* _Exercise prompt_
Your task is to retype, exactly and without pictures, the line holding "What data populates" and each line that follows it to the end of the entries.

* _Record set_
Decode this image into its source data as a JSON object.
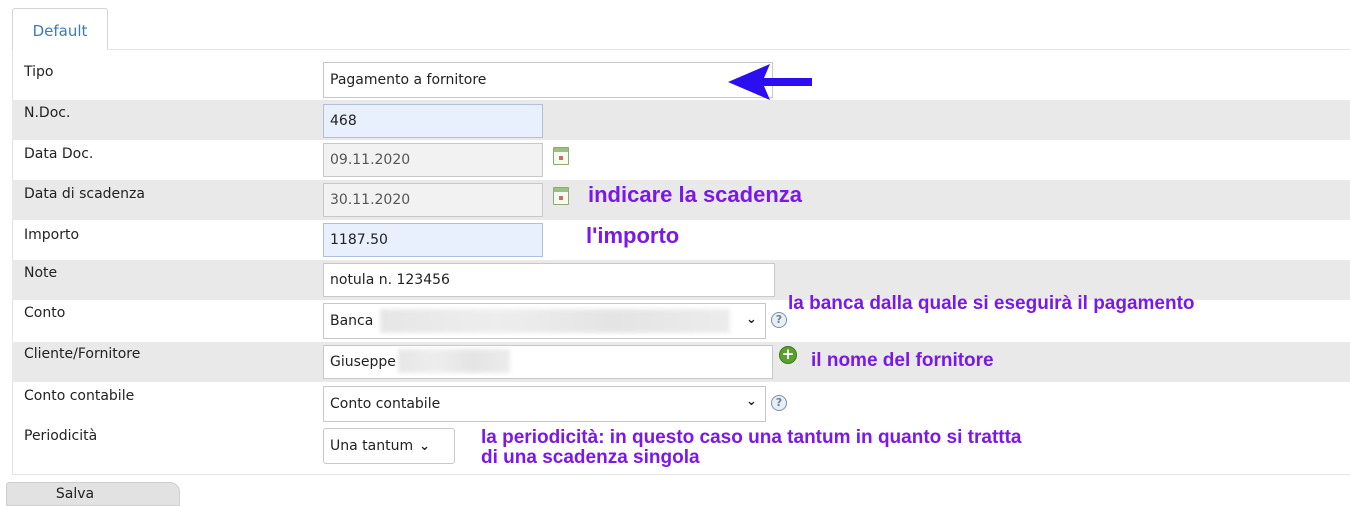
{
  "tab": {
    "label": "Default"
  },
  "form": {
    "tipo": {
      "label": "Tipo",
      "value": "Pagamento a fornitore"
    },
    "ndoc": {
      "label": "N.Doc.",
      "value": "468"
    },
    "data_doc": {
      "label": "Data Doc.",
      "value": "09.11.2020"
    },
    "data_scadenza": {
      "label": "Data di scadenza",
      "value": "30.11.2020"
    },
    "importo": {
      "label": "Importo",
      "value": "1187.50"
    },
    "note": {
      "label": "Note",
      "value": "notula n. 123456"
    },
    "conto": {
      "label": "Conto",
      "value": "Banca"
    },
    "cliente": {
      "label": "Cliente/Fornitore",
      "value": "Giuseppe"
    },
    "conto_contabile": {
      "label": "Conto contabile",
      "value": "Conto contabile"
    },
    "periodicita": {
      "label": "Periodicità",
      "value": "Una tantum"
    }
  },
  "annotations": {
    "scadenza": "indicare la scadenza",
    "importo": "l'importo",
    "banca": "la banca dalla quale si eseguirà il pagamento",
    "fornitore": "il nome del fornitore",
    "periodicita_line1": "la periodicità: in questo caso una tantum in quanto si trattta",
    "periodicita_line2": "di una scadenza singola"
  },
  "icons": {
    "calendar": "calendar-icon",
    "help": "help-icon",
    "add": "add-icon",
    "dropdown": "chevron-down-icon",
    "arrow": "arrow-left-icon"
  },
  "buttons": {
    "save": "Salva"
  },
  "colors": {
    "annotation": "#7a18e8",
    "arrow": "#2b0ff0",
    "tab_text": "#3a7bbf",
    "shaded_row": "#e9e9e9",
    "blue_field": "#e9f0fd"
  }
}
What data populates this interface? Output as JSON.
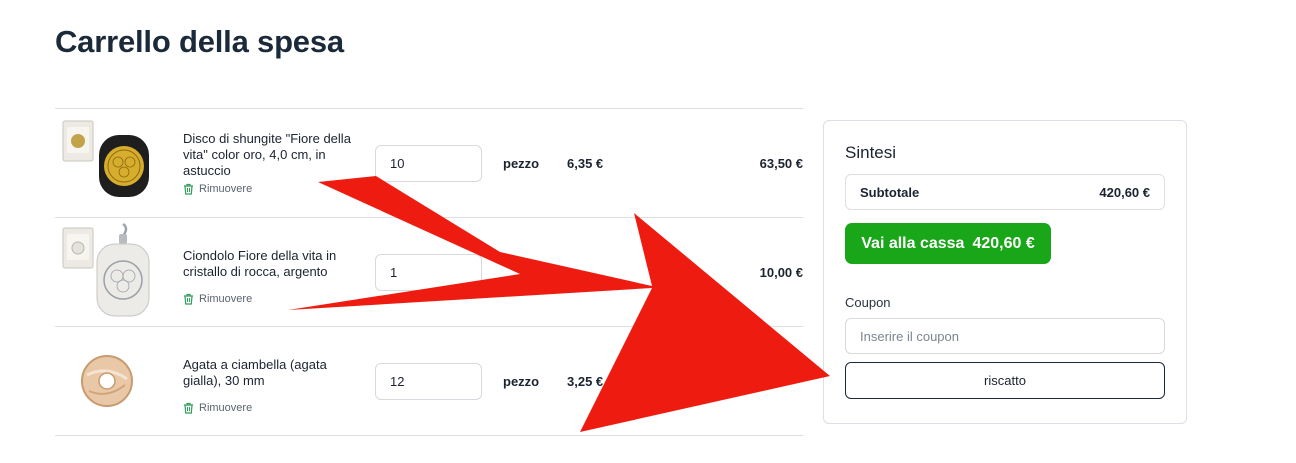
{
  "page": {
    "title": "Carrello della spesa"
  },
  "cart": {
    "items": [
      {
        "name": "Disco di shungite \"Fiore della vita\" color oro, 4,0 cm, in astuccio",
        "remove_label": "Rimuovere",
        "quantity": "10",
        "unit": "pezzo",
        "unit_price": "6,35 €",
        "line_total": "63,50 €"
      },
      {
        "name": "Ciondolo Fiore della vita in cristallo di rocca, argento",
        "remove_label": "Rimuovere",
        "quantity": "1",
        "unit": "",
        "unit_price": "",
        "line_total": "10,00 €"
      },
      {
        "name": "Agata a ciambella (agata gialla), 30 mm",
        "remove_label": "Rimuovere",
        "quantity": "12",
        "unit": "pezzo",
        "unit_price": "3,25 €",
        "line_total": ""
      }
    ]
  },
  "summary": {
    "title": "Sintesi",
    "subtotal_label": "Subtotale",
    "subtotal_value": "420,60 €",
    "checkout_label": "Vai alla cassa",
    "checkout_amount": "420,60 €",
    "coupon_label": "Coupon",
    "coupon_placeholder": "Inserire il coupon",
    "redeem_label": "riscatto"
  },
  "colors": {
    "checkout_green": "#19a719",
    "arrow_red": "#ee1c10",
    "remove_icon_green": "#2e9e5b"
  }
}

* _Output of the exercise_
What data populates this interface? Output as JSON.
{
  "page": {
    "title": "Carrello della spesa"
  },
  "cart": {
    "items": [
      {
        "name": "Disco di shungite \"Fiore della vita\" color oro, 4,0 cm, in astuccio",
        "remove_label": "Rimuovere",
        "quantity": "10",
        "unit": "pezzo",
        "unit_price": "6,35 €",
        "line_total": "63,50 €"
      },
      {
        "name": "Ciondolo Fiore della vita in cristallo di rocca, argento",
        "remove_label": "Rimuovere",
        "quantity": "1",
        "unit": "",
        "unit_price": "",
        "line_total": "10,00 €"
      },
      {
        "name": "Agata a ciambella (agata gialla), 30 mm",
        "remove_label": "Rimuovere",
        "quantity": "12",
        "unit": "pezzo",
        "unit_price": "3,25 €",
        "line_total": ""
      }
    ]
  },
  "summary": {
    "title": "Sintesi",
    "subtotal_label": "Subtotale",
    "subtotal_value": "420,60 €",
    "checkout_label": "Vai alla cassa",
    "checkout_amount": "420,60 €",
    "coupon_label": "Coupon",
    "coupon_placeholder": "Inserire il coupon",
    "redeem_label": "riscatto"
  },
  "colors": {
    "checkout_green": "#19a719",
    "arrow_red": "#ee1c10",
    "remove_icon_green": "#2e9e5b"
  }
}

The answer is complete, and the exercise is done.